let it grow

2016, hey?  Wow.  The first week of a new year is a popular time to think about resolutions and what you want to achieve in the coming year.  There's been a whole lot of ‘doing’ and ‘accomplishing’ in my life over the past two years.  What I’ve learned is that nothing makes time go by faster than crossing off lists and crushing goals. After I received my certificate and school had officially officially officially come to an end, I found myself, and others, asking the question: "So, now what?" And I was continually surprised at the shoulder-shrugging immediate answer that kept coming up: "Nothing".  Wait, what?!  So I've spent some solid hours over the last couple of months reflecting on the source of this ambivalence.  Am I afraid to take a leap?  Am I afraid of failure?  Am I no longer inspired?  And the answer to all of these questions kept coming up as a solid "No."  Rather, what keeps coming up is a very pure and honest desire to allow myself the space to be open to receive opportunity.  I've planted the seeds, and it's time to let them grow.  Of course there will be some 'doing' along the way; the seeds have to be watered, the garden has to be weeded.  So it's not really "nothing"; it's simply a different part of the process.

My Type A self 10 or maybe even five years ago would have read this and scoffed: Opportunity doesn't just come to you! You have to go after it 150%!  Maybe true.  And maybe, just maybe, there's another way.  Bear with me here.  

In her book “Rising Strong”, author and researcher Brene Brown talks about the ego as the “inner hustler”.   She says our inner hustler avoids truth and vulnerability and tells us to compete, compare, please, perfect.  It has little tolerance for discomfort or self-reflection; instead, the inner hustler is a huge fan of avoidance. Personally, my inner hustler has done a great job at different times distracting me from aspects of my self and my life that I didn’t necessarily like all that much, and/or that I was too afraid to look at.  Hustling meant I was too busy to look at any of it: out of sight, out of mind.  Right?  Not quite.  What it really meant is that I was preventing my true self from shining through the hustler's armor.  What I needed was to s-l-o-w down.  And since life will always show you what you need to learn, my lesson showed up as a car accident.  Today, I wear a lot less armor, and I am a lot more clear on who I truly am and how I want to show up in this life.  Yes, the hustler lives on, she's just a heck of a lot quieter.  

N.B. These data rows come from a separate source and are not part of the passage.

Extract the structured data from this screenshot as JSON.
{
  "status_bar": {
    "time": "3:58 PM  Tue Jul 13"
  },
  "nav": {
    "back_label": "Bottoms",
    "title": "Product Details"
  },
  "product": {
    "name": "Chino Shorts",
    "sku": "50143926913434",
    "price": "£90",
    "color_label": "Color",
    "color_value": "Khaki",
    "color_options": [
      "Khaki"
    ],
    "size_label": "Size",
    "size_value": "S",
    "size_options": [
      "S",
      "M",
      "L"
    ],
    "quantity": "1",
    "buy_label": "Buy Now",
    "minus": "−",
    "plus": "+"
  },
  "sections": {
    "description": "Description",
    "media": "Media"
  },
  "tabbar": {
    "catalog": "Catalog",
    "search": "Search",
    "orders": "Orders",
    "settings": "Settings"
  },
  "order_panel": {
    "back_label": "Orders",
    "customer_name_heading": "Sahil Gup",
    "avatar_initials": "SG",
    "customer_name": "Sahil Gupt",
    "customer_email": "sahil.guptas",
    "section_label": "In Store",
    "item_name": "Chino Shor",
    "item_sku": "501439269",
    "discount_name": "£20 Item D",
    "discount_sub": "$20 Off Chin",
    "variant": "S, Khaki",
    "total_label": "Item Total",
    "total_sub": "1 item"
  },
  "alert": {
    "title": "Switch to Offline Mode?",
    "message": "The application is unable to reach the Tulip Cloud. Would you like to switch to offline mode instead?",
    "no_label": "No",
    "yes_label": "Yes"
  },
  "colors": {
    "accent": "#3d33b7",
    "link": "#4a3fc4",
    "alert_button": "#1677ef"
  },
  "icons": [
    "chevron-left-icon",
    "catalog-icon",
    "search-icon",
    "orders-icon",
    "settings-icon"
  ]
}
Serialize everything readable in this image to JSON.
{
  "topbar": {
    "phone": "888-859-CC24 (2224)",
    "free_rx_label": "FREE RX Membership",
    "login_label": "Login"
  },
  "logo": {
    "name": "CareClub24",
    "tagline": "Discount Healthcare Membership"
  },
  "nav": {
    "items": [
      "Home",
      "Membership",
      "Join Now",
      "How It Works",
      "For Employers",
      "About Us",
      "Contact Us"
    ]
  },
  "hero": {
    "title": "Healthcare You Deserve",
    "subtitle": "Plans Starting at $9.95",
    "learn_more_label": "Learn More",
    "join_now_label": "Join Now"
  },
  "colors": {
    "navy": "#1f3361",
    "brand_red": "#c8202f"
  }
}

Okay, but but but if we're not busy doing and accomplishing 150 million things, then what are we doing?!  What happens when that inner hustler gets to be a noisy distraction again?  In her book on the creative process "Big Magic”, author Elizabeth Gilbert talks about staying open to opportunity.  Ideas are energy swirling around searching for an available and willing human partner. And, if you're too distracted to notice the idea trying to get your attention, it will move on and find someone else.  I love this!  It feels like the complete opposite of hustling.  Gilbert says we have to start forgetting about being perfect, step off the hamster wheel, and "learn how to become a deeply disciplined half-ass."  Talk about a marked departure from my usual line of thinking!  And, I'm 150 million percent buying it. 

So, this year, out of curiosity and in the words of Danielle Doby, I'm cultivating my inner half-ass and giving myself permission to:  “Ditch the resolutions" and I'm inviting you to consider doing the same.  Consider measuring success by your dedication to your path, rather than your list of accomplishments.  Life will happen around you, regardless of your best laid plans.  Let yourself off the hook when you need to.  Stay open to the creative process.  Find the lessons in the let downs.  Be kind to yourself.  Ease up on the distractions.  And celebrate often.  You have the ability to be your own worst enemy or your own best cheerleader.

You choose,